PETALING JAYA: The steep fall in the ringgit since late 2014 spelled trying times for many Malaysian students but things are looking up for them.

The steady climb of the local currency against the US dollar, closing at RM3.90 (S$1.36) at 6pm yesterday, was welcome news, especially for students eyeing an education in the United States.
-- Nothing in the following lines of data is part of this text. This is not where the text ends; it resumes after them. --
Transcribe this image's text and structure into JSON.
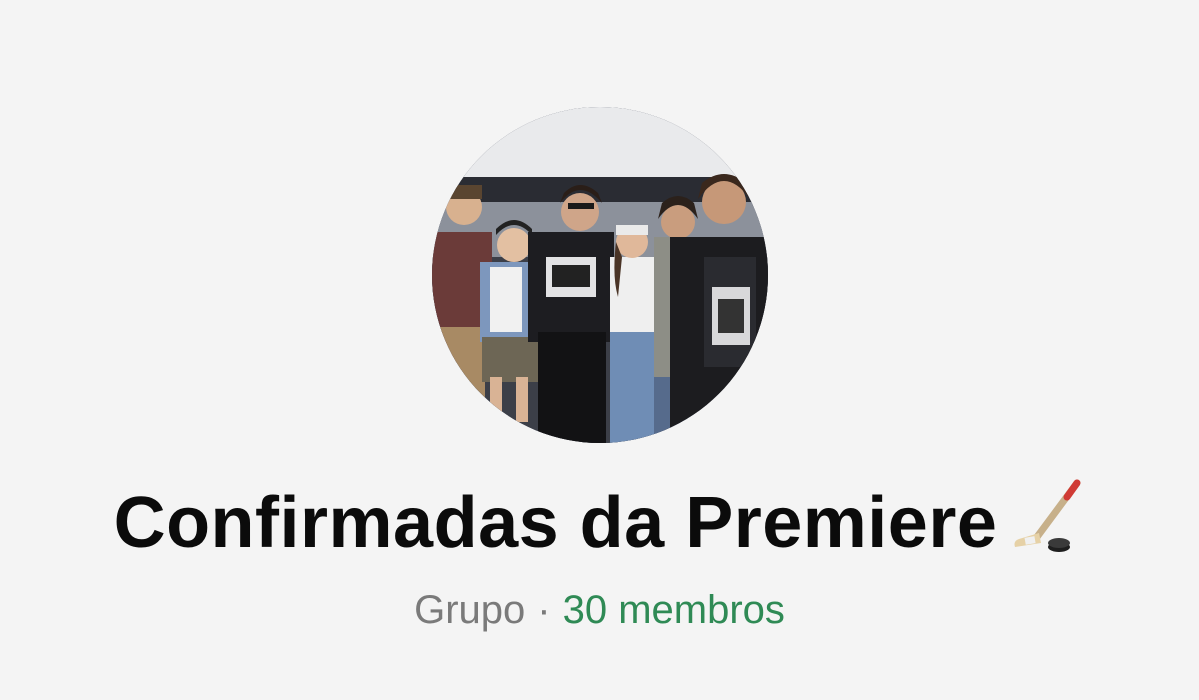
{
  "group": {
    "title": "Confirmadas da Premiere",
    "title_emoji": "hockey-stick-and-puck-icon",
    "type_label": "Grupo",
    "separator": "·",
    "member_count_label": "30 membros"
  },
  "avatar": {
    "description_icon": "group-photo-avatar"
  },
  "colors": {
    "background": "#f4f4f4",
    "title": "#0b0b0b",
    "muted": "#7a7a7a",
    "accent_green": "#2f8a55"
  }
}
Last September, the ringgit had dropped to RM4.45 against the dollar.

Bryan Victor Ramalingam, 20, is glad at the latest development as he looks forward to doing a twinning

programme with a US university.
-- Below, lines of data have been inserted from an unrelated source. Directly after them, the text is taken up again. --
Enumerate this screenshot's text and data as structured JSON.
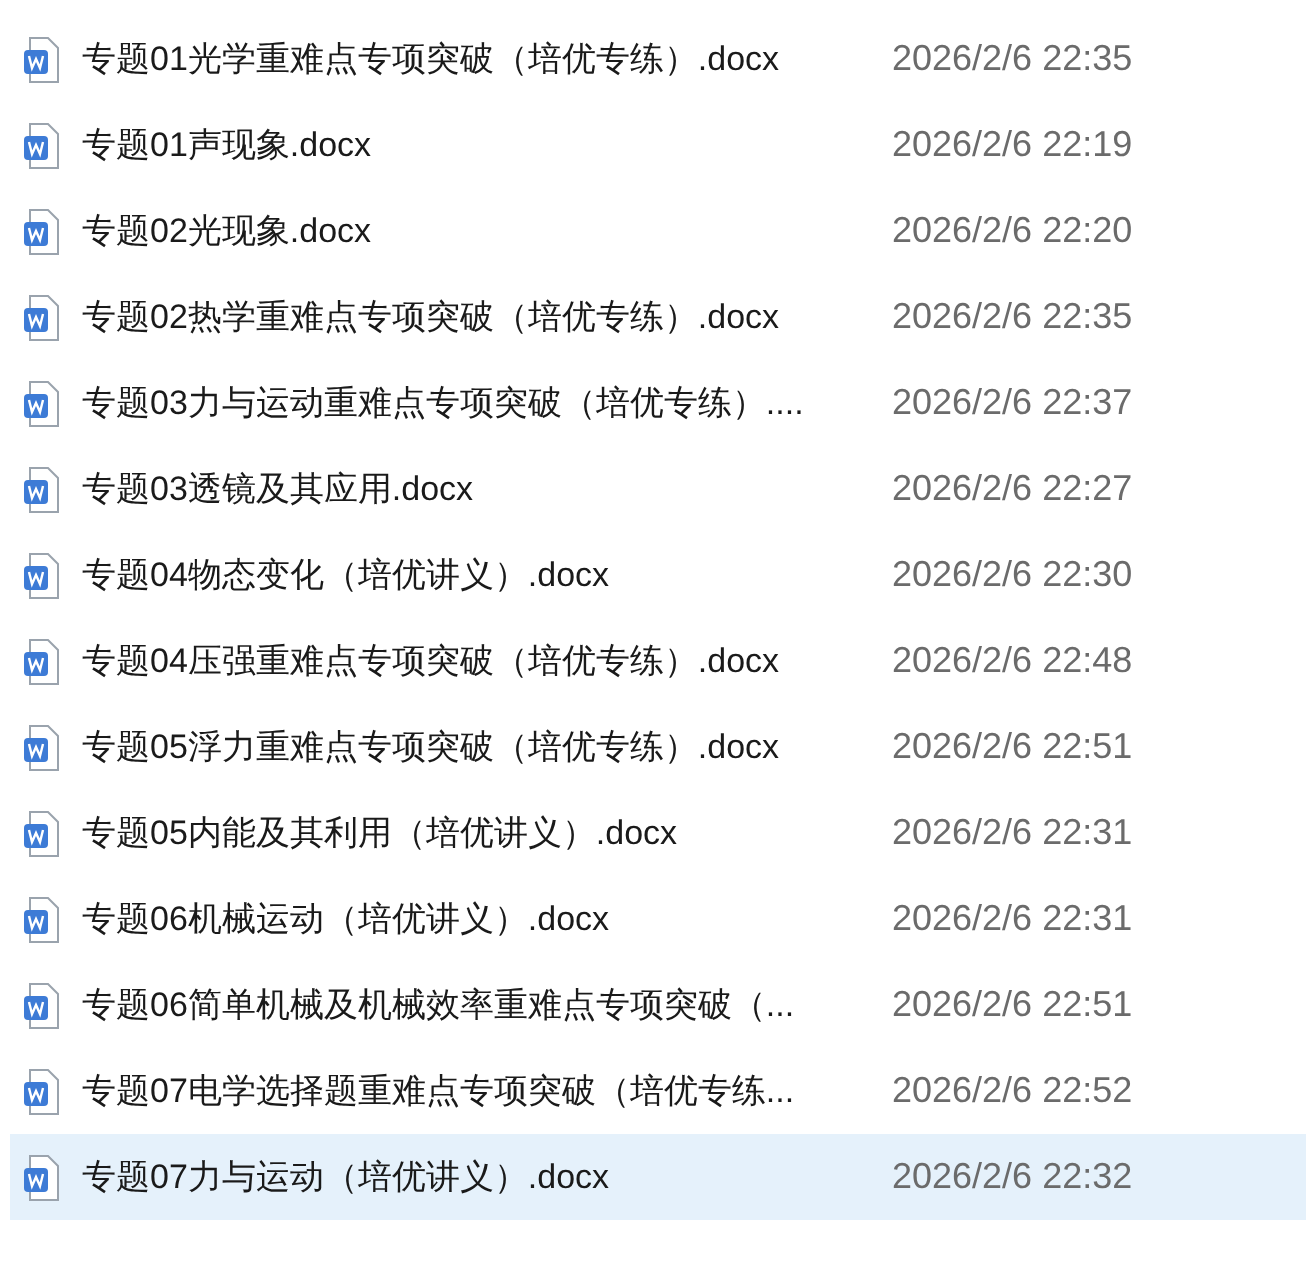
{
  "files": [
    {
      "name": "专题01光学重难点专项突破（培优专练）.docx",
      "modified": "2026/2/6 22:35",
      "selected": false
    },
    {
      "name": "专题01声现象.docx",
      "modified": "2026/2/6 22:19",
      "selected": false
    },
    {
      "name": "专题02光现象.docx",
      "modified": "2026/2/6 22:20",
      "selected": false
    },
    {
      "name": "专题02热学重难点专项突破（培优专练）.docx",
      "modified": "2026/2/6 22:35",
      "selected": false
    },
    {
      "name": "专题03力与运动重难点专项突破（培优专练）....",
      "modified": "2026/2/6 22:37",
      "selected": false
    },
    {
      "name": "专题03透镜及其应用.docx",
      "modified": "2026/2/6 22:27",
      "selected": false
    },
    {
      "name": "专题04物态变化（培优讲义）.docx",
      "modified": "2026/2/6 22:30",
      "selected": false
    },
    {
      "name": "专题04压强重难点专项突破（培优专练）.docx",
      "modified": "2026/2/6 22:48",
      "selected": false
    },
    {
      "name": "专题05浮力重难点专项突破（培优专练）.docx",
      "modified": "2026/2/6 22:51",
      "selected": false
    },
    {
      "name": "专题05内能及其利用（培优讲义）.docx",
      "modified": "2026/2/6 22:31",
      "selected": false
    },
    {
      "name": "专题06机械运动（培优讲义）.docx",
      "modified": "2026/2/6 22:31",
      "selected": false
    },
    {
      "name": "专题06简单机械及机械效率重难点专项突破（...",
      "modified": "2026/2/6 22:51",
      "selected": false
    },
    {
      "name": "专题07电学选择题重难点专项突破（培优专练...",
      "modified": "2026/2/6 22:52",
      "selected": false
    },
    {
      "name": "专题07力与运动（培优讲义）.docx",
      "modified": "2026/2/6 22:32",
      "selected": true
    }
  ]
}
"I have been worrying a lot over the exchange rate but it looks like I may be able to go to the States after all.

"For students like me who can't afford doing the degree completely abroad, the twinning programme is the next best thing and the improved currency rate will certainly help," he said.

Malaysian-American Commission on Educational Exchange (Macee), however, noted that interest in a US education has remained consistently high despite the ringgit's fluctuation.

Its adviser Kendall Quisenberry said there was even a 6 per cent increase in Malaysian students in the United States last year.

"If the students want to study in the US, they can make it happen," she said, reminding students that there are on-campus jobs and scholarships to aid them.

"With a (student) F-1 visa, international students can work up to 20 hours per week on campus," she added.

The US Embassy's cultural affairs officer Arend Zwartjes echoed her sentiments, saying that Malaysian students would continue to favour studying in the United States, with the quality education and top-ranked universities it boasts.

He added that students could find ways to go for an education that fits their budget, such as through scholarships, attending a community college in the United States before transferring to a university or enrolling in an American degree transfer programme locally first.

"We know that many Malaysian families save for years before sending their children to study abroad," he said.

"Because of the quality of education the US is known for, we find that many are willing to go through the ups and downs of the exchange rate. It's worth it in the long run."